Records supplied:

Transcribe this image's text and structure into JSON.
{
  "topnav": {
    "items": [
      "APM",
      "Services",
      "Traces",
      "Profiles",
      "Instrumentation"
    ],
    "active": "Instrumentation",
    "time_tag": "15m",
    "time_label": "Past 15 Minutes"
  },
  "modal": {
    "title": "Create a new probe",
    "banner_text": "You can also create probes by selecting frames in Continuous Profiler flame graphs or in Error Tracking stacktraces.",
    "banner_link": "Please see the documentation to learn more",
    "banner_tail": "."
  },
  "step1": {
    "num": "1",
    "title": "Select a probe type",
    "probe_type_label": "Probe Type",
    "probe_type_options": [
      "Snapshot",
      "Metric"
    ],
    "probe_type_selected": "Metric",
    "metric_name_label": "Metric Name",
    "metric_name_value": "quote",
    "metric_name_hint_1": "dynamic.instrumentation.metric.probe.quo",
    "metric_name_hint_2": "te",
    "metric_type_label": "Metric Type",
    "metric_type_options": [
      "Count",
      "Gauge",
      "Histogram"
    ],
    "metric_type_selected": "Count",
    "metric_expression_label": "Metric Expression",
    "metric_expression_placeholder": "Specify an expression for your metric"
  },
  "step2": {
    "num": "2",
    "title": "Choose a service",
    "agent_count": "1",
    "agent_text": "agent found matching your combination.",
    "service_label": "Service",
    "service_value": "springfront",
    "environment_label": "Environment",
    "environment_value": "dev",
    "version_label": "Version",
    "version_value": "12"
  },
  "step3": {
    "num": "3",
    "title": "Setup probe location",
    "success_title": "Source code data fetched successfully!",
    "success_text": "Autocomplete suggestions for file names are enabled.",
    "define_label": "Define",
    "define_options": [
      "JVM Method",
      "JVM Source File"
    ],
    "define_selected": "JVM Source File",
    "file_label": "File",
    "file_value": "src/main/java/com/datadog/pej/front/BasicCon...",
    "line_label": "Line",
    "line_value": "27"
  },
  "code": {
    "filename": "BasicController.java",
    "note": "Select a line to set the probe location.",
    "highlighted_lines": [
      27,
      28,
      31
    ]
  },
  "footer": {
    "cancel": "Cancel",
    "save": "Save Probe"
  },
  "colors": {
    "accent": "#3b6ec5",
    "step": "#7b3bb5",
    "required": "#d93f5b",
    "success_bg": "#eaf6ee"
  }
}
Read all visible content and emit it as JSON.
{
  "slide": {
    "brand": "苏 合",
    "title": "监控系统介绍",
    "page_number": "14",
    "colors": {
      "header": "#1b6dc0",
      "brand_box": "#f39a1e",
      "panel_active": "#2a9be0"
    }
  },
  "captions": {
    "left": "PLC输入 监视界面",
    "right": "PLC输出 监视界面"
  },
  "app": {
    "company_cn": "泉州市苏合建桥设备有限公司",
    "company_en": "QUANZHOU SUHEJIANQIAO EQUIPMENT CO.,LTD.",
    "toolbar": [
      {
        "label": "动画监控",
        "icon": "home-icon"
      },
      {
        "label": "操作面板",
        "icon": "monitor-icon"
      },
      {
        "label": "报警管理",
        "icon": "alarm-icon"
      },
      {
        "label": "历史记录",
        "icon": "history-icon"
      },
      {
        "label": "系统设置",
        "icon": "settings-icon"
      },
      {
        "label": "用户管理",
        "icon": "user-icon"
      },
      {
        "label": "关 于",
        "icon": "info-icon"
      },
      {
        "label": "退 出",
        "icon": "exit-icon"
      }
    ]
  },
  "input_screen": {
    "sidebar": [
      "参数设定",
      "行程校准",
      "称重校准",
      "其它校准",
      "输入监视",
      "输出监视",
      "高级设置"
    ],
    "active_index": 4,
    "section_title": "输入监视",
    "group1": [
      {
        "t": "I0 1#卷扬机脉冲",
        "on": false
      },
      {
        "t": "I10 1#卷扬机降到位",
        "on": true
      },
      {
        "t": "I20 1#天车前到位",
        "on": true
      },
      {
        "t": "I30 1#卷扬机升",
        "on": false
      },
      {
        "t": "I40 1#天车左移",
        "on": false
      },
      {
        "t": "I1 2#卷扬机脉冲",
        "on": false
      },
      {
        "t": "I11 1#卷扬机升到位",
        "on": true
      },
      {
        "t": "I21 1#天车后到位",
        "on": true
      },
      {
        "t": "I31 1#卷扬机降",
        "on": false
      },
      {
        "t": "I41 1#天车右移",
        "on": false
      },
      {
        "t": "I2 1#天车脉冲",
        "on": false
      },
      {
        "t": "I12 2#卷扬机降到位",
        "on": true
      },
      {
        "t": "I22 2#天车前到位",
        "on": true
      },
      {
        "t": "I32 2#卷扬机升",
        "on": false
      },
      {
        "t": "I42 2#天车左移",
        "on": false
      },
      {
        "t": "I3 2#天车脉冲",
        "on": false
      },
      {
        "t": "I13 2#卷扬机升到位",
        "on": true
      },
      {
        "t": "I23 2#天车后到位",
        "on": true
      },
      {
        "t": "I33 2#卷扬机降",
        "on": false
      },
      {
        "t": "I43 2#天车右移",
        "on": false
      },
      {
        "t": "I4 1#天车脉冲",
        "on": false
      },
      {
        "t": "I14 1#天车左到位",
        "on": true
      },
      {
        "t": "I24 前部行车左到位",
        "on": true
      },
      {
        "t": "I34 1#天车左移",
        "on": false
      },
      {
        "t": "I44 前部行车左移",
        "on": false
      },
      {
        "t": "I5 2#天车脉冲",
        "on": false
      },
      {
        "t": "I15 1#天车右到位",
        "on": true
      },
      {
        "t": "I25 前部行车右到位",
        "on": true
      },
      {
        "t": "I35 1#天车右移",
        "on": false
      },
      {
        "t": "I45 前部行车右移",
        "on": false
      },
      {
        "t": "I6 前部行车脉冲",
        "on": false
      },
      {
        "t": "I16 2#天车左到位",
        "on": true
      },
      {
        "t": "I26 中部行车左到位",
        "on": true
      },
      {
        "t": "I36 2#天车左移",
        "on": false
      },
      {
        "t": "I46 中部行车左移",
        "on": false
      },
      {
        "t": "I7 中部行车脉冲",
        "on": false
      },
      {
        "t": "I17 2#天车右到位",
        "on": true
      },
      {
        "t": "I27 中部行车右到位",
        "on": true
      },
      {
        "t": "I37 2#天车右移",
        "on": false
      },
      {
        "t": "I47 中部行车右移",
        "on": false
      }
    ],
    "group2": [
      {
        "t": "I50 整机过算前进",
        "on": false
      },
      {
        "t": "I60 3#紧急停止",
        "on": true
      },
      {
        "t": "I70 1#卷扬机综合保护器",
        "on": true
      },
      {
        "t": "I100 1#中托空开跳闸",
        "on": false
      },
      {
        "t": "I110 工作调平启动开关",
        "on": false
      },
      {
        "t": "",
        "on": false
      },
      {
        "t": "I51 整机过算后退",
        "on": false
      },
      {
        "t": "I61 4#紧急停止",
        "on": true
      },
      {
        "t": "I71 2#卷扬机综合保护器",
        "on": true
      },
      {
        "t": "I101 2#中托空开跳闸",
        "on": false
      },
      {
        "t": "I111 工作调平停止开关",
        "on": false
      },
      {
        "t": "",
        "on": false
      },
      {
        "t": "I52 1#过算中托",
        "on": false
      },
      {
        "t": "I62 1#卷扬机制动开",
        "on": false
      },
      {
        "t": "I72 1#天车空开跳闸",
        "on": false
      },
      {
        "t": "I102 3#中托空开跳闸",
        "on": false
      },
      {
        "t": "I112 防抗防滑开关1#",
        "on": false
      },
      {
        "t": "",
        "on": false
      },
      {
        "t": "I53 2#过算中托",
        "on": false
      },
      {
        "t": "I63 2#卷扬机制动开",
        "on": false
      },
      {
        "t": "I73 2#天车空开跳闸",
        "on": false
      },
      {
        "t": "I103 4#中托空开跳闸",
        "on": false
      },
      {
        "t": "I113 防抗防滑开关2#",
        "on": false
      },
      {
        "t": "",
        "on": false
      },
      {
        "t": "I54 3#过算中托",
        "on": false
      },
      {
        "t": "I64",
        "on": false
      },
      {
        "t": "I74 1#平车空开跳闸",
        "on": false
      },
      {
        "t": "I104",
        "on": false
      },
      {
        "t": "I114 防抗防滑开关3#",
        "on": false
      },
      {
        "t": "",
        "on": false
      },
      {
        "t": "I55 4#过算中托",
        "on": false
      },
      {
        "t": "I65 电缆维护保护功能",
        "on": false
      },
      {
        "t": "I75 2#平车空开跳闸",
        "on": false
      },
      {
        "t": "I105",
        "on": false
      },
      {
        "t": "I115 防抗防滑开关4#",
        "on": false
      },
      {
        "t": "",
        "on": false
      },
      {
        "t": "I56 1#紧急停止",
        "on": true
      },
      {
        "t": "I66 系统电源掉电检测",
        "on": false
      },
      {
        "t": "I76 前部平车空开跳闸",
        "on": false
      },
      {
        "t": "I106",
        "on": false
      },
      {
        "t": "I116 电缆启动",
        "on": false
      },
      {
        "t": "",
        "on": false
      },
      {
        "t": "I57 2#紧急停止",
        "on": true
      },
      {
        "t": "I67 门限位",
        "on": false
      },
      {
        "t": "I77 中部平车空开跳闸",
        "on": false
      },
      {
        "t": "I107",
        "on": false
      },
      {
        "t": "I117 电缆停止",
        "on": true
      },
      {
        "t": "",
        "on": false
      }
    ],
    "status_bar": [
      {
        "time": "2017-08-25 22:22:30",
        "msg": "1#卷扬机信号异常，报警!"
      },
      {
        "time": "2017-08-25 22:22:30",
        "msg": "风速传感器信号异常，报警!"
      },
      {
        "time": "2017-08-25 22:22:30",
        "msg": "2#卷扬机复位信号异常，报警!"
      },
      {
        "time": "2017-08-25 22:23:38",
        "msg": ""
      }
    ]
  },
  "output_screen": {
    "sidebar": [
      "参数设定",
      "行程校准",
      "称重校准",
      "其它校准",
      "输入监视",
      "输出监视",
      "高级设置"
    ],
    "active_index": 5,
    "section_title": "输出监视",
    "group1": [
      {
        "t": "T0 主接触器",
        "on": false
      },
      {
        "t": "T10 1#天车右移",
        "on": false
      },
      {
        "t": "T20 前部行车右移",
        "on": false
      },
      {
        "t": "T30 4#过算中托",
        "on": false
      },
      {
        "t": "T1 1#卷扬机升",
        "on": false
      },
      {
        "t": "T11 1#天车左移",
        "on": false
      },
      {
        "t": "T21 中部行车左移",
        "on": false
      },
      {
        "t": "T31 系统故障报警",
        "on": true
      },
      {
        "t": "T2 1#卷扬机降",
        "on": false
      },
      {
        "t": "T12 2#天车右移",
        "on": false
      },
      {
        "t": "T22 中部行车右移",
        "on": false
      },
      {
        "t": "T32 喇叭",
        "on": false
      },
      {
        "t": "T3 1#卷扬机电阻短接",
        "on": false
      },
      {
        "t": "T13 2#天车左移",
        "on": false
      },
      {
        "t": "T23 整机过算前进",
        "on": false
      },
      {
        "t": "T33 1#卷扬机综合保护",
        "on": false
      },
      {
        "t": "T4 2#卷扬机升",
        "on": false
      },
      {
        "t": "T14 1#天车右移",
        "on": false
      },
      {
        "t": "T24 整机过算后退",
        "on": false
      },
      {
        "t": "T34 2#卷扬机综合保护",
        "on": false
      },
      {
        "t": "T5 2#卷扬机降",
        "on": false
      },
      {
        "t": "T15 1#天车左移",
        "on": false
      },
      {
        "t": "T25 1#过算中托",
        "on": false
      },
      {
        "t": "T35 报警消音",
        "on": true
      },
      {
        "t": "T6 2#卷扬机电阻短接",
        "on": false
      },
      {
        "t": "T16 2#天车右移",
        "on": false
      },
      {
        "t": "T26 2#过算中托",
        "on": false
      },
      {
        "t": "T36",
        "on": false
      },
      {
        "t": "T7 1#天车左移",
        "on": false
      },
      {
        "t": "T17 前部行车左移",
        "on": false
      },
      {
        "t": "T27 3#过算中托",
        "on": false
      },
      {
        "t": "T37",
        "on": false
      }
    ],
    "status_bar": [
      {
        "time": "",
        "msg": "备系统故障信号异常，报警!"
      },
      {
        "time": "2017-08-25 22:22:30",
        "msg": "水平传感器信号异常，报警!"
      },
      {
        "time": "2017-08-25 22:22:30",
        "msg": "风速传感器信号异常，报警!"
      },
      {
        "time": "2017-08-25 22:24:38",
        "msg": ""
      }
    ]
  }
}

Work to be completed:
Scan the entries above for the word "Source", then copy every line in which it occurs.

Task solution:
    "success_title": "Source code data fetched successfully!",
      "JVM Source File"
    "define_selected": "JVM Source File",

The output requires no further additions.